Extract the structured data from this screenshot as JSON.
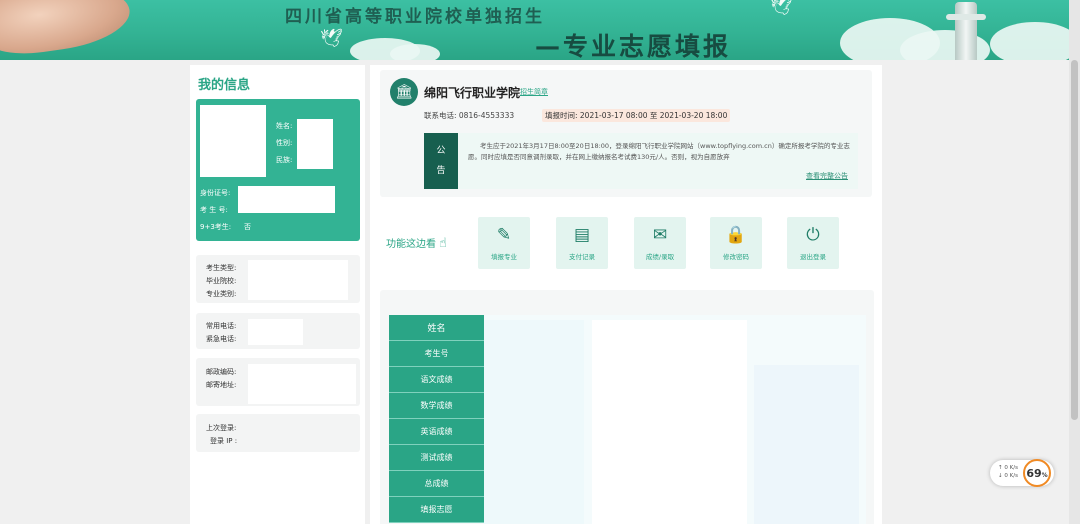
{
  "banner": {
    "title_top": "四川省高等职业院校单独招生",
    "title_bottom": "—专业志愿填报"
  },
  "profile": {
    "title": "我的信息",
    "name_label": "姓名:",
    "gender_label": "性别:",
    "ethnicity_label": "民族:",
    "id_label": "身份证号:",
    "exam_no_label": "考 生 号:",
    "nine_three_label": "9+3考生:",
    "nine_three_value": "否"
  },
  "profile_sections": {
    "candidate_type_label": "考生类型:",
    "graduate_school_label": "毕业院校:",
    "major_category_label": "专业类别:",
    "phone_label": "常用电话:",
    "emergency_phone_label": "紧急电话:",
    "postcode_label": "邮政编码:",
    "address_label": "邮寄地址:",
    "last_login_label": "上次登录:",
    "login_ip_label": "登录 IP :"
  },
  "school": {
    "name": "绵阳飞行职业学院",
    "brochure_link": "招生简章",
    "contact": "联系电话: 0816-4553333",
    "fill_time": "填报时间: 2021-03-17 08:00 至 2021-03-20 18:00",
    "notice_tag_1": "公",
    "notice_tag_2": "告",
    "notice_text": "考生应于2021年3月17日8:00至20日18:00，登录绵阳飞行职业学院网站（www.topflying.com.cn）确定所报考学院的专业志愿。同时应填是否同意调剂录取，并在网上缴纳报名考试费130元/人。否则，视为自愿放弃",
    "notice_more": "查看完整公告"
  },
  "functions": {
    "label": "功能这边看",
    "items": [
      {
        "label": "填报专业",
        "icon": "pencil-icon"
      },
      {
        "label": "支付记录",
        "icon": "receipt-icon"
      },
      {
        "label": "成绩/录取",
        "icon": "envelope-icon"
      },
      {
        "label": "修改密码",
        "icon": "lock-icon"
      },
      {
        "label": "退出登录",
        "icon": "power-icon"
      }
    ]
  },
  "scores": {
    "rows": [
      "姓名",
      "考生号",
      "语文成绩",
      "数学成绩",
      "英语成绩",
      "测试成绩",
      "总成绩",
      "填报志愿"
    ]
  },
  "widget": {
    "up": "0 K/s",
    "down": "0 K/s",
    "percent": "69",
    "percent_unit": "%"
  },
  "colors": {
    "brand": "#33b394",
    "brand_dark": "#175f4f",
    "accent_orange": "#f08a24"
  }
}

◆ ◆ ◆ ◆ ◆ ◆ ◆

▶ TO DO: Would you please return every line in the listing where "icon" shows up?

▶ REPLY TO THE EXERCISE:
        "icon": "pencil-icon"
        "icon": "receipt-icon"
        "icon": "envelope-icon"
        "icon": "lock-icon"
        "icon": "power-icon"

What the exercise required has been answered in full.